=== PROBLEM DESCRIPTION ===
Pictures aside, please retype the whole listing word for word.

━━━━━━━━━━━━━━━━━━━━━━━━━━━━━━

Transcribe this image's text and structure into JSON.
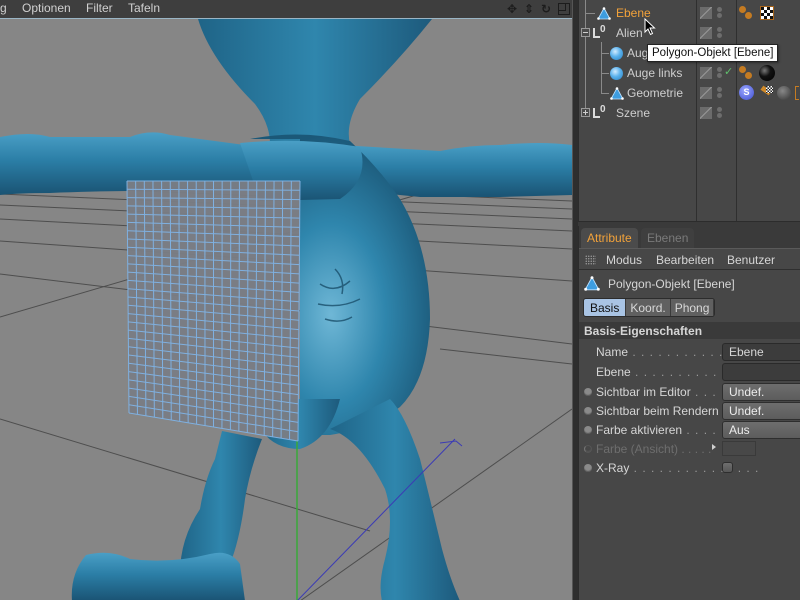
{
  "viewport": {
    "menu": [
      "g",
      "Optionen",
      "Filter",
      "Tafeln"
    ],
    "nav_icons": [
      "move-view-icon",
      "zoom-view-icon",
      "rotate-view-icon",
      "toggle-view-icon"
    ],
    "mesh_color": "#2e7fa6",
    "wireframe_color": "#7fb0e0",
    "background_color": "#868686"
  },
  "object_manager": {
    "objects": [
      {
        "name": "Ebene",
        "type": "polygon",
        "depth": 1,
        "active": true,
        "tags": [
          "phong",
          "checker-material"
        ]
      },
      {
        "name": "Alien",
        "type": "null",
        "depth": 0,
        "expanded": true,
        "tags": []
      },
      {
        "name": "Auge rechts",
        "display": "Aug",
        "type": "sphere",
        "depth": 1,
        "tags": []
      },
      {
        "name": "Auge links",
        "type": "sphere",
        "depth": 1,
        "checked": true,
        "tags": [
          "phong",
          "black-material"
        ]
      },
      {
        "name": "Geometrie",
        "type": "polygon",
        "depth": 1,
        "tags": [
          "sculpt",
          "material",
          "material-2"
        ]
      },
      {
        "name": "Szene",
        "type": "null",
        "depth": 0,
        "expanded": false,
        "tags": []
      }
    ],
    "tooltip": "Polygon-Objekt [Ebene]",
    "active_color": "#f2a23a"
  },
  "attribute_manager": {
    "tabs": [
      {
        "label": "Attribute",
        "active": true
      },
      {
        "label": "Ebenen",
        "active": false
      }
    ],
    "menu": [
      "Modus",
      "Bearbeiten",
      "Benutzer"
    ],
    "object_title": "Polygon-Objekt [Ebene]",
    "subtabs": [
      {
        "label": "Basis",
        "active": true
      },
      {
        "label": "Koord.",
        "active": false
      },
      {
        "label": "Phong",
        "active": false
      }
    ],
    "section_title": "Basis-Eigenschaften",
    "fields": [
      {
        "label": "Name",
        "dots": " . . . . . . . . . . . . . . .",
        "type": "text",
        "value": "Ebene",
        "radio": false
      },
      {
        "label": "Ebene",
        "dots": " . . . . . . . . . . . . . . .",
        "type": "text",
        "value": "",
        "radio": false
      },
      {
        "label": "Sichtbar im Editor",
        "dots": " . . . .",
        "type": "dropdown",
        "value": "Undef.",
        "radio": true
      },
      {
        "label": "Sichtbar beim Rendern",
        "dots": "",
        "type": "dropdown",
        "value": "Undef.",
        "radio": true
      },
      {
        "label": "Farbe aktivieren",
        "dots": " . . . . . . .",
        "type": "dropdown",
        "value": "Aus",
        "radio": true
      },
      {
        "label": "Farbe (Ansicht)",
        "dots": " . . . . .",
        "type": "color",
        "value": "",
        "radio": true,
        "disabled": true
      },
      {
        "label": "X-Ray",
        "dots": " . . . . . . . . . . . . . . .",
        "type": "checkbox",
        "value": false,
        "radio": true
      }
    ]
  }
}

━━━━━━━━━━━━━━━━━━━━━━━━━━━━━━

=== SOLUTION TO THIS EXERCISE ===
Transcribe this image's text and structure into JSON.
{
  "viewport": {
    "menu": [
      "g",
      "Optionen",
      "Filter",
      "Tafeln"
    ],
    "nav_icons": [
      "move-view-icon",
      "zoom-view-icon",
      "rotate-view-icon",
      "toggle-view-icon"
    ],
    "mesh_color": "#2e7fa6",
    "wireframe_color": "#7fb0e0",
    "background_color": "#868686"
  },
  "object_manager": {
    "objects": [
      {
        "name": "Ebene",
        "type": "polygon",
        "depth": 1,
        "active": true,
        "tags": [
          "phong",
          "checker-material"
        ]
      },
      {
        "name": "Alien",
        "type": "null",
        "depth": 0,
        "expanded": true,
        "tags": []
      },
      {
        "name": "Auge rechts",
        "display": "Aug",
        "type": "sphere",
        "depth": 1,
        "tags": []
      },
      {
        "name": "Auge links",
        "type": "sphere",
        "depth": 1,
        "checked": true,
        "tags": [
          "phong",
          "black-material"
        ]
      },
      {
        "name": "Geometrie",
        "type": "polygon",
        "depth": 1,
        "tags": [
          "sculpt",
          "material",
          "material-2"
        ]
      },
      {
        "name": "Szene",
        "type": "null",
        "depth": 0,
        "expanded": false,
        "tags": []
      }
    ],
    "tooltip": "Polygon-Objekt [Ebene]",
    "active_color": "#f2a23a"
  },
  "attribute_manager": {
    "tabs": [
      {
        "label": "Attribute",
        "active": true
      },
      {
        "label": "Ebenen",
        "active": false
      }
    ],
    "menu": [
      "Modus",
      "Bearbeiten",
      "Benutzer"
    ],
    "object_title": "Polygon-Objekt [Ebene]",
    "subtabs": [
      {
        "label": "Basis",
        "active": true
      },
      {
        "label": "Koord.",
        "active": false
      },
      {
        "label": "Phong",
        "active": false
      }
    ],
    "section_title": "Basis-Eigenschaften",
    "fields": [
      {
        "label": "Name",
        "dots": " . . . . . . . . . . . . . . .",
        "type": "text",
        "value": "Ebene",
        "radio": false
      },
      {
        "label": "Ebene",
        "dots": " . . . . . . . . . . . . . . .",
        "type": "text",
        "value": "",
        "radio": false
      },
      {
        "label": "Sichtbar im Editor",
        "dots": " . . . .",
        "type": "dropdown",
        "value": "Undef.",
        "radio": true
      },
      {
        "label": "Sichtbar beim Rendern",
        "dots": "",
        "type": "dropdown",
        "value": "Undef.",
        "radio": true
      },
      {
        "label": "Farbe aktivieren",
        "dots": " . . . . . . .",
        "type": "dropdown",
        "value": "Aus",
        "radio": true
      },
      {
        "label": "Farbe (Ansicht)",
        "dots": " . . . . .",
        "type": "color",
        "value": "",
        "radio": true,
        "disabled": true
      },
      {
        "label": "X-Ray",
        "dots": " . . . . . . . . . . . . . . .",
        "type": "checkbox",
        "value": false,
        "radio": true
      }
    ]
  }
}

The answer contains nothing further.